Tuesday, July 24, 2007
A Journey North
Having enjoyed our stay in Chama, it was time to work our way north to Montana and a visit with our friends at the Lee Metcalf NWR. On our first day, we headed west from Chama, then turned north to Durango, Colorado (lots of tourists and traffic), to Cortez, then a few miles south for two nights at the Ute Mountain Casino and RV Park. I don't know about you, but for us, the words "casino" and RV Park" just naturally go together. Surprisingly, it was a very nice casino with a pretty good restaurant, and the RV park was above average, with shade, grass, and free WiFi. We wanted to explore the area, especially Mesa Verde National Park, and are glad we took the time. What an impressive place! Entering the park, we climbed to the top of a huge mesa into pinion pine (hence the name "green table"), following a paved loop road which took us to a number of scenic overlooks.

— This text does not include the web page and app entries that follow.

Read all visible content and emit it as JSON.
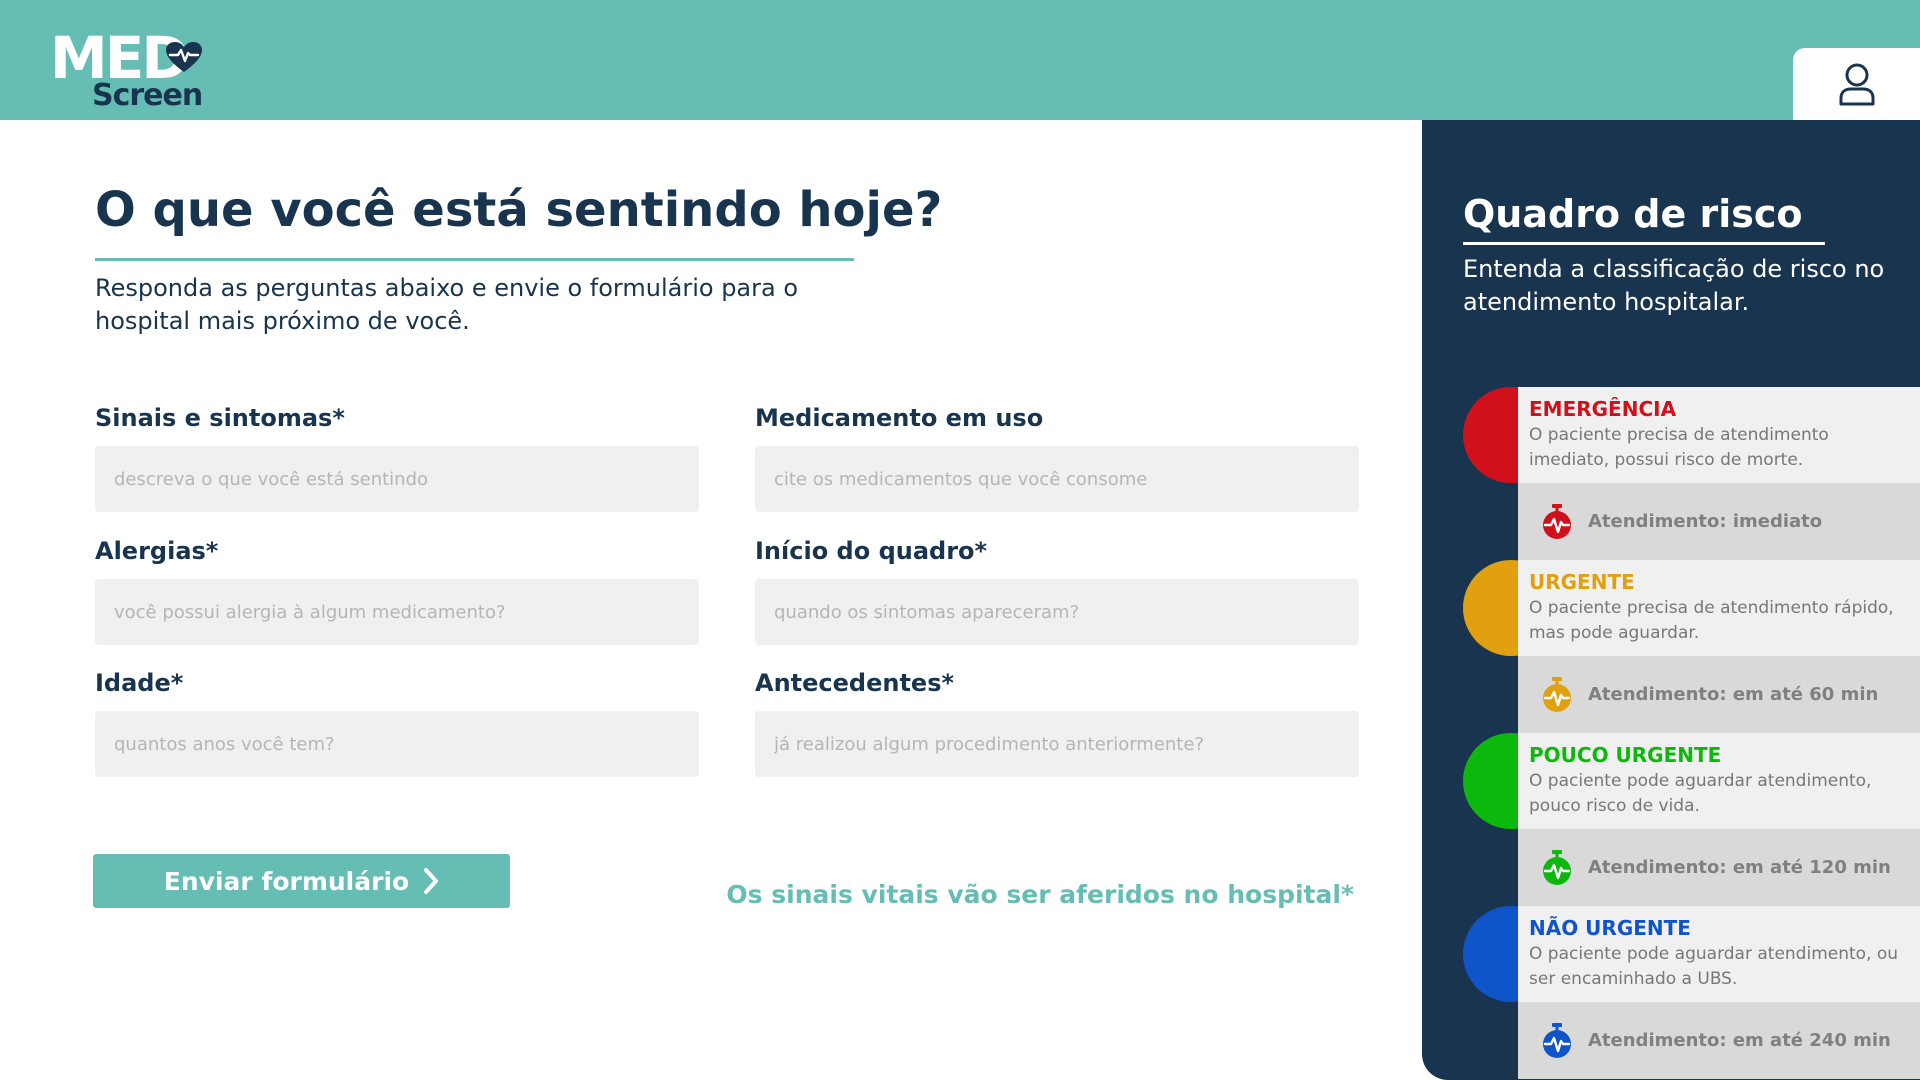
{
  "header": {
    "logo_top": "MED",
    "logo_bottom": "Screen",
    "profile_icon": "user-icon",
    "colors": {
      "header_bg": "#66bdb3",
      "navy": "#18344f"
    }
  },
  "main": {
    "title": "O que você está sentindo hoje?",
    "subtitle": "Responda as perguntas abaixo e envie o formulário para o hospital mais próximo de você.",
    "fields": [
      {
        "label": "Sinais e sintomas*",
        "placeholder": "descreva o que você está sentindo",
        "value": ""
      },
      {
        "label": "Medicamento em uso",
        "placeholder": "cite os medicamentos que você consome",
        "value": ""
      },
      {
        "label": "Alergias*",
        "placeholder": "você possui alergia à algum medicamento?",
        "value": ""
      },
      {
        "label": "Início do quadro*",
        "placeholder": "quando os sintomas apareceram?",
        "value": ""
      },
      {
        "label": "Idade*",
        "placeholder": "quantos anos você tem?",
        "value": ""
      },
      {
        "label": "Antecedentes*",
        "placeholder": "já realizou algum procedimento anteriormente?",
        "value": ""
      }
    ],
    "submit_label": "Enviar formulário",
    "submit_icon": "chevron-right-icon",
    "note": "Os sinais vitais vão ser aferidos no hospital*"
  },
  "sidebar": {
    "title": "Quadro de risco",
    "subtitle": "Entenda a classificação de risco no atendimento hospitalar.",
    "levels": [
      {
        "name": "EMERGÊNCIA",
        "description": "O paciente precisa de atendimento imediato, possui risco de morte.",
        "time": "Atendimento: imediato",
        "color": "#d0111b",
        "icon": "stopwatch-icon"
      },
      {
        "name": "URGENTE",
        "description": "O paciente precisa de atendimento rápido, mas pode aguardar.",
        "time": "Atendimento: em até 60 min",
        "color": "#e0a00f",
        "icon": "stopwatch-icon"
      },
      {
        "name": "POUCO URGENTE",
        "description": "O paciente pode aguardar atendimento, pouco risco de vida.",
        "time": "Atendimento: em até 120 min",
        "color": "#0db80d",
        "icon": "stopwatch-icon"
      },
      {
        "name": "NÃO URGENTE",
        "description": "O paciente pode aguardar atendimento, ou ser encaminhado a UBS.",
        "time": "Atendimento: em até 240 min",
        "color": "#0f55c9",
        "icon": "stopwatch-icon"
      }
    ]
  }
}
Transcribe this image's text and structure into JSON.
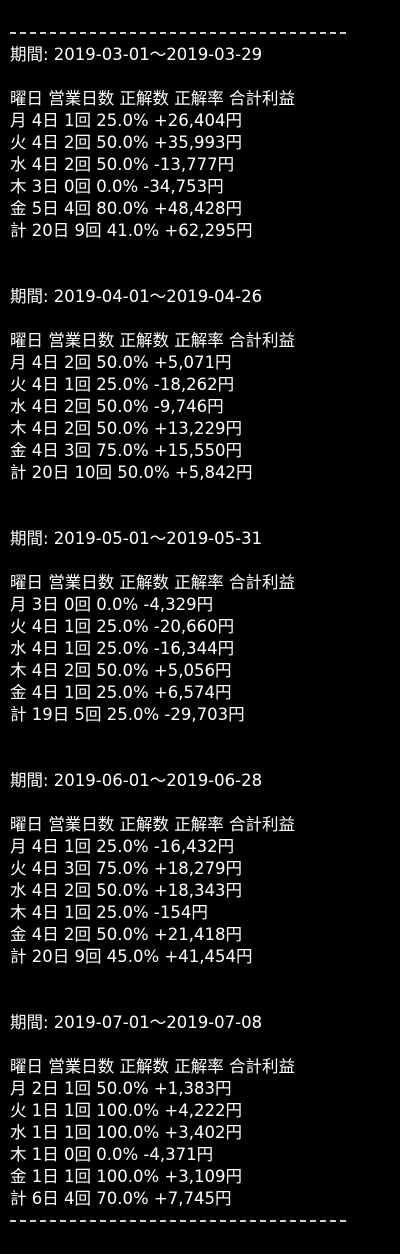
{
  "separator": "----------------------------------------------------",
  "sections": [
    {
      "period": "期間: 2019-03-01〜2019-03-29",
      "header": "曜日 営業日数 正解数 正解率 合計利益",
      "rows": [
        "月 4日 1回 25.0% +26,404円",
        "火 4日 2回 50.0% +35,993円",
        "水 4日 2回 50.0% -13,777円",
        "木 3日 0回 0.0% -34,753円",
        "金 5日 4回 80.0% +48,428円",
        "計 20日 9回 41.0% +62,295円"
      ]
    },
    {
      "period": "期間: 2019-04-01〜2019-04-26",
      "header": "曜日 営業日数 正解数 正解率 合計利益",
      "rows": [
        "月 4日 2回 50.0% +5,071円",
        "火 4日 1回 25.0% -18,262円",
        "水 4日 2回 50.0% -9,746円",
        "木 4日 2回 50.0% +13,229円",
        "金 4日 3回 75.0% +15,550円",
        "計 20日 10回 50.0% +5,842円"
      ]
    },
    {
      "period": "期間: 2019-05-01〜2019-05-31",
      "header": "曜日 営業日数 正解数 正解率 合計利益",
      "rows": [
        "月 3日 0回 0.0% -4,329円",
        "火 4日 1回 25.0% -20,660円",
        "水 4日 1回 25.0% -16,344円",
        "木 4日 2回 50.0% +5,056円",
        "金 4日 1回 25.0% +6,574円",
        "計 19日 5回 25.0% -29,703円"
      ]
    },
    {
      "period": "期間: 2019-06-01〜2019-06-28",
      "header": "曜日 営業日数 正解数 正解率 合計利益",
      "rows": [
        "月 4日 1回 25.0% -16,432円",
        "火 4日 3回 75.0% +18,279円",
        "水 4日 2回 50.0% +18,343円",
        "木 4日 1回 25.0% -154円",
        "金 4日 2回 50.0% +21,418円",
        "計 20日 9回 45.0% +41,454円"
      ]
    },
    {
      "period": "期間: 2019-07-01〜2019-07-08",
      "header": "曜日 営業日数 正解数 正解率 合計利益",
      "rows": [
        "月 2日 1回 50.0% +1,383円",
        "火 1日 1回 100.0% +4,222円",
        "水 1日 1回 100.0% +3,402円",
        "木 1日 0回 0.0% -4,371円",
        "金 1日 1回 100.0% +3,109円",
        "計 6日 4回 70.0% +7,745円"
      ]
    }
  ]
}
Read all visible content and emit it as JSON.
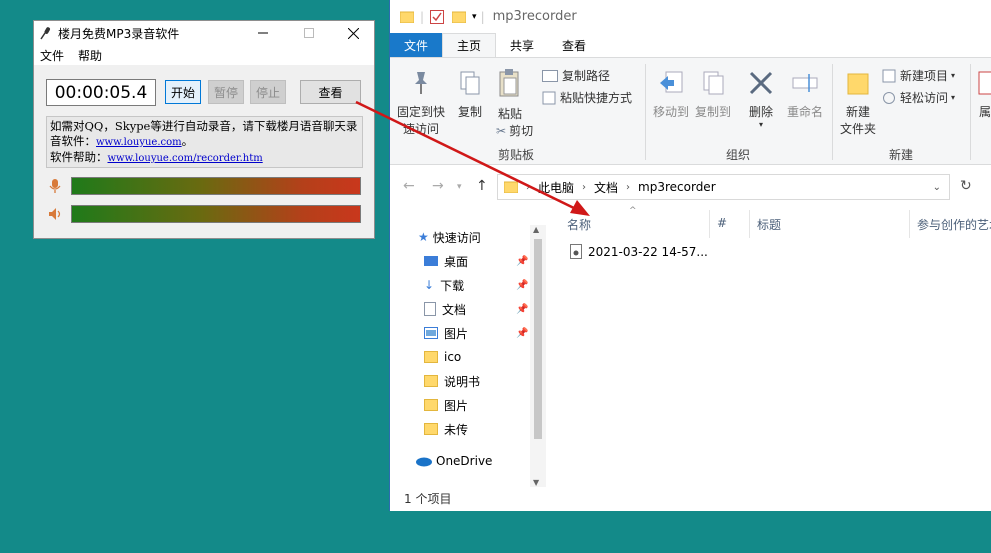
{
  "recorder": {
    "title": "楼月免费MP3录音软件",
    "menu": [
      "文件",
      "帮助"
    ],
    "time": "00:00:05.4",
    "buttons": {
      "start": "开始",
      "pause": "暂停",
      "stop": "停止",
      "view": "查看"
    },
    "info_line1": "如需对QQ，Skype等进行自动录音，请下载楼月语音聊天录",
    "info_line2_prefix": "音软件：",
    "info_link1": "www.louyue.com",
    "info_line2_suffix": "。",
    "info_line3_prefix": "软件帮助：",
    "info_link2": "www.louyue.com/recorder.htm"
  },
  "explorer": {
    "qa_path": "mp3recorder",
    "tabs": {
      "file": "文件",
      "home": "主页",
      "share": "共享",
      "view": "查看"
    },
    "ribbon": {
      "pin": [
        "固定到快",
        "速访问"
      ],
      "copy": "复制",
      "paste": "粘贴",
      "copy_path": "复制路径",
      "paste_shortcut": "粘贴快捷方式",
      "cut": "剪切",
      "clipboard": "剪贴板",
      "move_to": "移动到",
      "copy_to": "复制到",
      "delete": "删除",
      "rename": "重命名",
      "organize": "组织",
      "new_folder": [
        "新建",
        "文件夹"
      ],
      "new_item": "新建项目",
      "easy_access": "轻松访问",
      "new": "新建",
      "attr_partial": "属"
    },
    "address": {
      "root": "此电脑",
      "docs": "文档",
      "folder": "mp3recorder"
    },
    "tree": {
      "quick_access": "快速访问",
      "desktop": "桌面",
      "downloads": "下载",
      "documents": "文档",
      "pictures": "图片",
      "ico": "ico",
      "manual": "说明书",
      "pictures2": "图片",
      "unsent": "未传",
      "onedrive": "OneDrive"
    },
    "columns": {
      "name": "名称",
      "num": "#",
      "title": "标题",
      "artists": "参与创作的艺术"
    },
    "file_name": "2021-03-22 14-57...",
    "status": "1 个项目"
  }
}
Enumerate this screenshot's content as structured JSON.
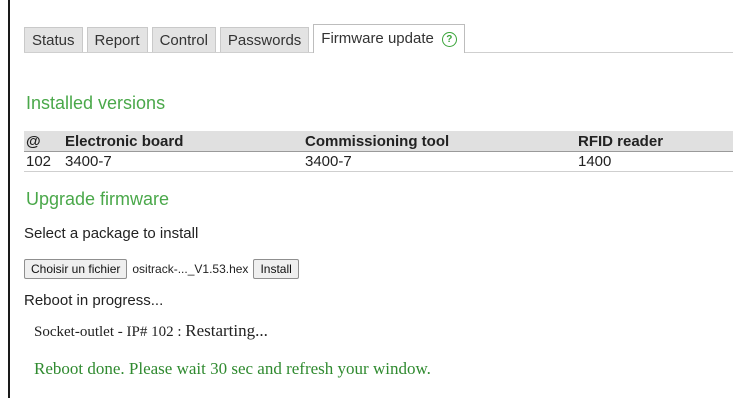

The mesa contains 600 cliff dwellings, some, like the "cliff palace" are huge, while other, small dwelling are scattered almost under every overhang. Looking at the dwellings, it hard to imagine how the occupants journeyed to the river for water and to forage for food; most of the dwelling are high above the valley and look like they would require a large number of ladders to reach - here, sending the kids "out to play" must have been interesting! We spent most of the day here, and would like to return during a cooler, less crowded time to explore more of the park. Leaving the park & casino a few quarters lighter, we continued north into Moab, Utah where it was a warm 107 degrees. We arrived early in the afternoon, and had a chance to make a quick visit to Arches National Park. Southern Utah is a wonderland of colorful, magical shapes; here, the red sandstone contains over 2000 natural arches and many interesting formations, like "elephant head" pictured. It was blazing hot and the skies were hazy from the smoke of distant wildfires. After a circuit of the park, we took a drive up the Colorado River Canyon, and were amazed at how large the river is and how steep the canyon walls were that towered above. It's a very scenic area but July is not the time to visit; the next day we were off early, traveling through green valleys to Provo for a night's stay, then on to Hill AFB and the base family campground (Famcamp). Here I had the chance to show Brenda one of my old stomping grounds (it's a much nicer place to visit when you're not working) and we had the chance to stock up at the commissary, rest, and visit the Great Salt Lake. We visited Antelope Island State Park, the largest access area to the Lake, crossing a long causeway. The shore on each side was full of California gulls on one side and beautiful American Avocets on the other. On the island, Pronghorn Antelope were everywhere and the view across the lake to Ogden was pretty. While it's a one-of-a-kind place to visit, beware - the whole place smells like dead fish and the brine flies are everywhere. Not a place we'll return to. Leaving Hill AFB, we headed north on I-15 to Blackfoot, Idaho, then off on a lonely road through Atomic City (home of the first nuclear reactor) and finally a stop for the night in Arco. The next day the scenery became beautiful as we picked up the Salmon River Valley in Challis, then on to Salmon, and finally, North Fork. At North Fork, we spent three days at the most beautiful park we've been to. With only 8 RV spots, River's Fork Lodge is on the banks of the Salmon River and we were able to pull forward to a spot on the bank within 20 feet of the water. Our windshield view was filled with river, forest, and mountain, and in the evening we watched as Elk came out of the forest to feed. The owners went out of their way to make sure we were comfortable and even had the post office call them to tell us our mail was in! What a great place - we can't wait to return. At North Fork, the Salmon turns west from the highway and we were able to drive along the river for over 25 miles into the boundary of the Frank Church River of No Return Wilderness Area. The river flows through a broad valley where we saw nearly a hundred Elk grazing, into a narrow, rocky canyon where the water flows fast and there are large stretches of rapids. Along the way there are the ruins of old mines and cabins, and in the spring the river is crowded with fisherman as Steelhead, an ocean-going trout, make their return to spawning grounds. The smoky haze of wildfires kept us from getting clear photos, but hopefully you can see how rugged the area is. After three memorable days, we headed north over 7200' Lost Trail Pass (the motorhome performed flawlessly!) and into Montana. We'll keep you posted on our travels; come back and visit!